Absurdly Driven looks at the world of business with a skeptical eye and a firmly rooted tongue in cheek.
I bet you watch this video at least twice.
It's one of those where you can't quite believe what happened.
You might even wonder whether it's some sort of twisted comedy.
But then you'll really wonder about what happened after the video received an extremely wide online audience.
It begins as any normal day.
The surveillance camera shows a restaurant in China's Shaanxi province.
A few customers are eating.
A little boy runs in through the plastic curtains that act as a door to the restaurant.
He's so vigorous in his mission -- which was to get chopsticks for his mom -- that the plastic billows back and strikes a pregnant diner in the face, causing her to spill her food.
As the little boy skips back out the door, the pregnant woman decides on revenge.
She sticks her foot out and trips him.
The little boy -- who turns out to be 4 years old -- goes flying. The South China Morning Post reports he suffered a mild concussion.
At first, the little boy's mother thought he'd just fallen. When she discovered -- thanks to confirmation from others in the restaurant -- that he'd been tripped, things changed.
Actually, it's perhaps more that when at least 70 million people on China's Weibo and WeChat saw the video, this became a people's court, with the pregnant woman on the stand.
Cries of Shame! rained down on the pregnant woman.
Yes, the boy's mom was so angry that she called the police.
But here's the twist: the Washington Post reports that the boy's parents actually own the restaurant.
You might imagine, then, that they'd want the full force of the law to be the pregnant woman's downfall.
After all, the boy suffers from a heart condition. Something more serious could easily have occurred. And at their place of business, too.
So when the boy's mom heard that the pregnant woman had only been given a suspended sentence and fined, you could have expected she'd rail against injustice and protest to the highest heavens. (As much as one can in China.)
Yet she had a very different reaction.
"We do not wish to affect her," she told China Youth Daily. "I have children myself. I can understand."
Perhaps she knew that there was a lesson here for the little boy, too.
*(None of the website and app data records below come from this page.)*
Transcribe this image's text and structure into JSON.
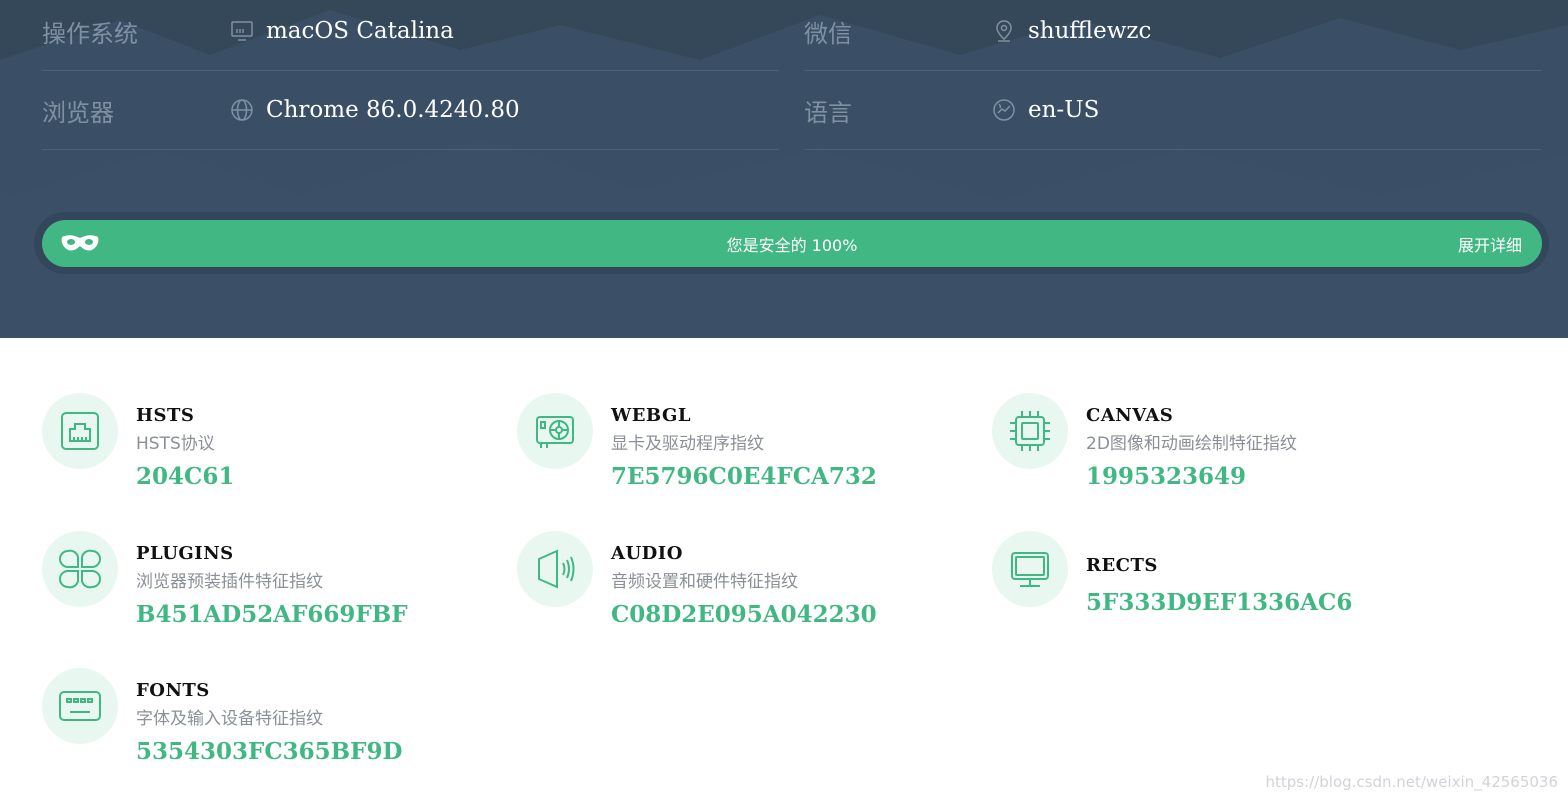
{
  "info": {
    "os": {
      "label": "操作系统",
      "icon": "monitor-icon",
      "value": "macOS Catalina"
    },
    "wechat": {
      "label": "微信",
      "icon": "location-pin-icon",
      "value": "shufflewzc"
    },
    "browser": {
      "label": "浏览器",
      "icon": "globe-icon",
      "value": "Chrome 86.0.4240.80"
    },
    "language": {
      "label": "语言",
      "icon": "language-icon",
      "value": "en-US"
    }
  },
  "safe_bar": {
    "icon": "mask-icon",
    "status": "您是安全的 100%",
    "expand_label": "展开详细",
    "color": "#41b883"
  },
  "cards": [
    {
      "title": "HSTS",
      "desc": "HSTS协议",
      "hash": "204C61",
      "icon": "ethernet-port-icon"
    },
    {
      "title": "WEBGL",
      "desc": "显卡及驱动程序指纹",
      "hash": "7E5796C0E4FCA732",
      "icon": "graphics-card-icon"
    },
    {
      "title": "CANVAS",
      "desc": "2D图像和动画绘制特征指纹",
      "hash": "1995323649",
      "icon": "cpu-chip-icon"
    },
    {
      "title": "PLUGINS",
      "desc": "浏览器预装插件特征指纹",
      "hash": "B451AD52AF669FBF",
      "icon": "plugins-grid-icon"
    },
    {
      "title": "AUDIO",
      "desc": "音频设置和硬件特征指纹",
      "hash": "C08D2E095A042230",
      "icon": "speaker-icon"
    },
    {
      "title": "RECTS",
      "desc": "",
      "hash": "5F333D9EF1336AC6",
      "icon": "monitor-screen-icon"
    },
    {
      "title": "FONTS",
      "desc": "字体及输入设备特征指纹",
      "hash": "5354303FC365BF9D",
      "icon": "keyboard-icon"
    }
  ],
  "watermark": "https://blog.csdn.net/weixin_42565036",
  "colors": {
    "header_bg": "#3a4f66",
    "accent": "#41b883",
    "icon_bg": "#e8f8f1"
  }
}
But perhaps she'd also realized the amount of vilification that the pregnant woman had to endure from the online jury.
Your behavior on a single day, at a single moment can end up defining you, if it suddenly becomes social media famous.
Equally, if you're a business involved in such an incident, your brand can be defined by how you react.
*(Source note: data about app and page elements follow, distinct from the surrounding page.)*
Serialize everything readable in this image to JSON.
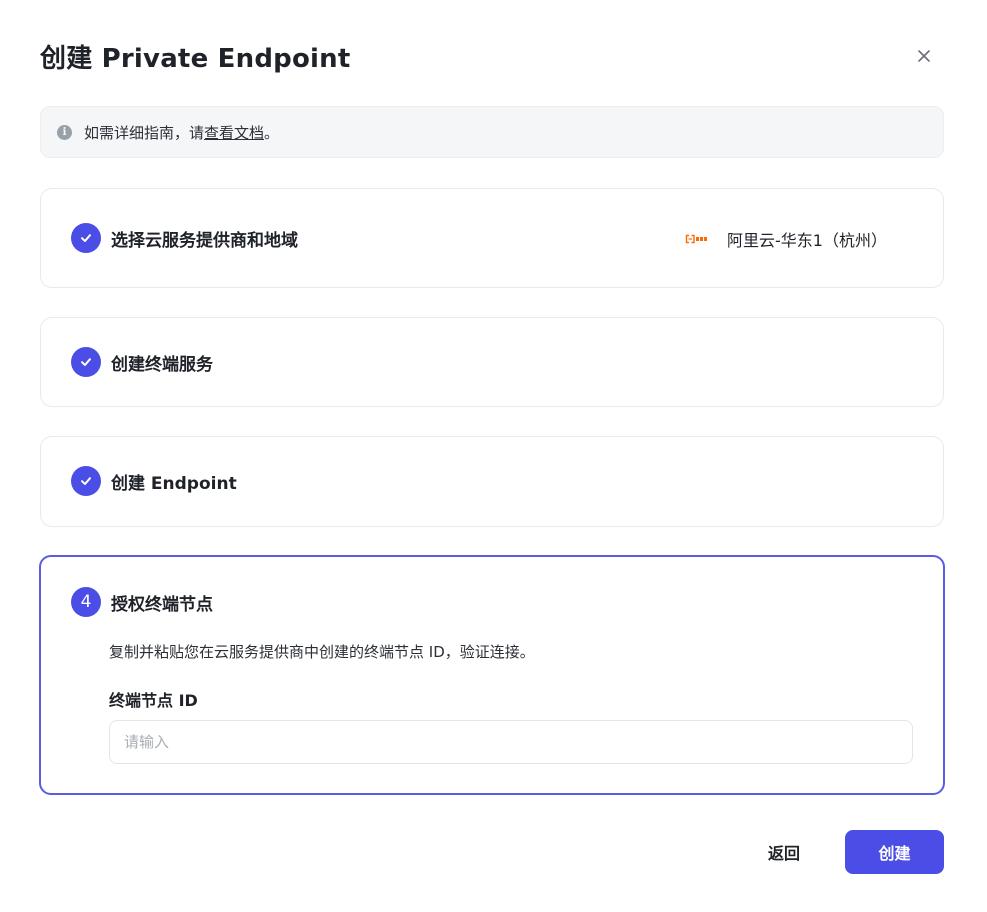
{
  "dialog": {
    "title": "创建 Private Endpoint",
    "close_icon": "close-icon"
  },
  "info": {
    "icon": "info-icon",
    "icon_glyph": "i",
    "text_before": "如需详细指南，请",
    "link_text": "查看文档",
    "text_after": "。"
  },
  "steps": [
    {
      "status": "completed",
      "icon": "check-icon",
      "title": "选择云服务提供商和地域",
      "provider_logo": "aliyun-logo",
      "provider_text": "阿里云-华东1（杭州）"
    },
    {
      "status": "completed",
      "icon": "check-icon",
      "title": "创建终端服务"
    },
    {
      "status": "completed",
      "icon": "check-icon",
      "title": "创建 Endpoint"
    },
    {
      "status": "active",
      "number": "4",
      "title": "授权终端节点",
      "description": "复制并粘贴您在云服务提供商中创建的终端节点 ID，验证连接。",
      "field_label": "终端节点 ID",
      "input_value": "",
      "input_placeholder": "请输入"
    }
  ],
  "footer": {
    "back_label": "返回",
    "create_label": "创建"
  },
  "colors": {
    "primary": "#4a4de6",
    "active_border": "#5b5ce2",
    "banner_bg": "#f5f6f8",
    "aliyun_orange": "#ff6a00"
  }
}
When United Airlines, for example, dragged a paying passenger off a plane, injuring him in the process, it wasn't just the video that created outrage.
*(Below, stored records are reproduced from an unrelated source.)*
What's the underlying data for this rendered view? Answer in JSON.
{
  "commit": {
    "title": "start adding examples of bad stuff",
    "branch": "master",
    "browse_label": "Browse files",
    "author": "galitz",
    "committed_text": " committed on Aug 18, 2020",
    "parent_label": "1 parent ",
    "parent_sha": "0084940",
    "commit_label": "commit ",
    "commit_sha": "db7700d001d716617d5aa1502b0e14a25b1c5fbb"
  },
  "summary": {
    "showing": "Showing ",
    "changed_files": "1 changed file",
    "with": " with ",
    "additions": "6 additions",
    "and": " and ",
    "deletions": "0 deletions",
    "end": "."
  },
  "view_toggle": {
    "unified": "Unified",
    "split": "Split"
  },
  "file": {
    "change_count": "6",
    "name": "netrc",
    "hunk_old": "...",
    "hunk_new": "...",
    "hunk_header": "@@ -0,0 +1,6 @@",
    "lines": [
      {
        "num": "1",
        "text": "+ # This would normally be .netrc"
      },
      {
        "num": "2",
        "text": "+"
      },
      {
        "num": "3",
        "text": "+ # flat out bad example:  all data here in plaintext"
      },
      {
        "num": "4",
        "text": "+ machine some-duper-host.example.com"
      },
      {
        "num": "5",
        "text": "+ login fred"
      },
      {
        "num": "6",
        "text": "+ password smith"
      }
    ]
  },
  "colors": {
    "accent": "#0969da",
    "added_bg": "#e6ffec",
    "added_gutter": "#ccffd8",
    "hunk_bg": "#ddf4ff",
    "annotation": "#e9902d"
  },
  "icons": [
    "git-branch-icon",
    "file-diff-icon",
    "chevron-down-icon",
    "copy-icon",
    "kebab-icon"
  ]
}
It was how the airline's CEO, Oscar Muñoz reacted.
He blamed the passenger, rather than instantly looking at the video and reacting as any human being would.
This boy's mom reacted like a human being.
It's a wonderful lesson, one that too many business owners forget.